Interface dataset entries:
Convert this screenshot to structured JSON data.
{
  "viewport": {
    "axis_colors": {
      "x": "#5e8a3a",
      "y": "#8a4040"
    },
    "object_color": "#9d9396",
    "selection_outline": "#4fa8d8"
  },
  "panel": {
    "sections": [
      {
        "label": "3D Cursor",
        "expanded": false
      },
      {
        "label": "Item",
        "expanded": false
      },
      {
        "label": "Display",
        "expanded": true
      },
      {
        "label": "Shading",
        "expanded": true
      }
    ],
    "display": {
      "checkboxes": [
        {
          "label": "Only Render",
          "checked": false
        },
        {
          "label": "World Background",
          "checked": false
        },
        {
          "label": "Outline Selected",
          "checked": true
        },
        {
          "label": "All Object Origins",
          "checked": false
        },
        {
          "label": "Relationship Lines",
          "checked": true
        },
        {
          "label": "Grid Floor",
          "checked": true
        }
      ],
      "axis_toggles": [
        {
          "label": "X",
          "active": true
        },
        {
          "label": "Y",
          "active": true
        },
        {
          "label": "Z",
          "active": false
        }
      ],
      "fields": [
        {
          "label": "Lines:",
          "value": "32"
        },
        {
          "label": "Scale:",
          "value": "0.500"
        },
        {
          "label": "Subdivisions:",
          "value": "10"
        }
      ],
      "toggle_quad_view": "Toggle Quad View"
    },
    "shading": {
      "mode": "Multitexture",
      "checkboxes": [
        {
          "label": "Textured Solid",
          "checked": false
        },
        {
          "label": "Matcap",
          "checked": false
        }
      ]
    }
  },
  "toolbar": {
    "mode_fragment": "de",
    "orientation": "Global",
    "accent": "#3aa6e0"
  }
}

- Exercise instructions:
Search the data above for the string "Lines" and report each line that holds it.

- Response to this task:
          "label": "Relationship Lines",
          "label": "Lines:",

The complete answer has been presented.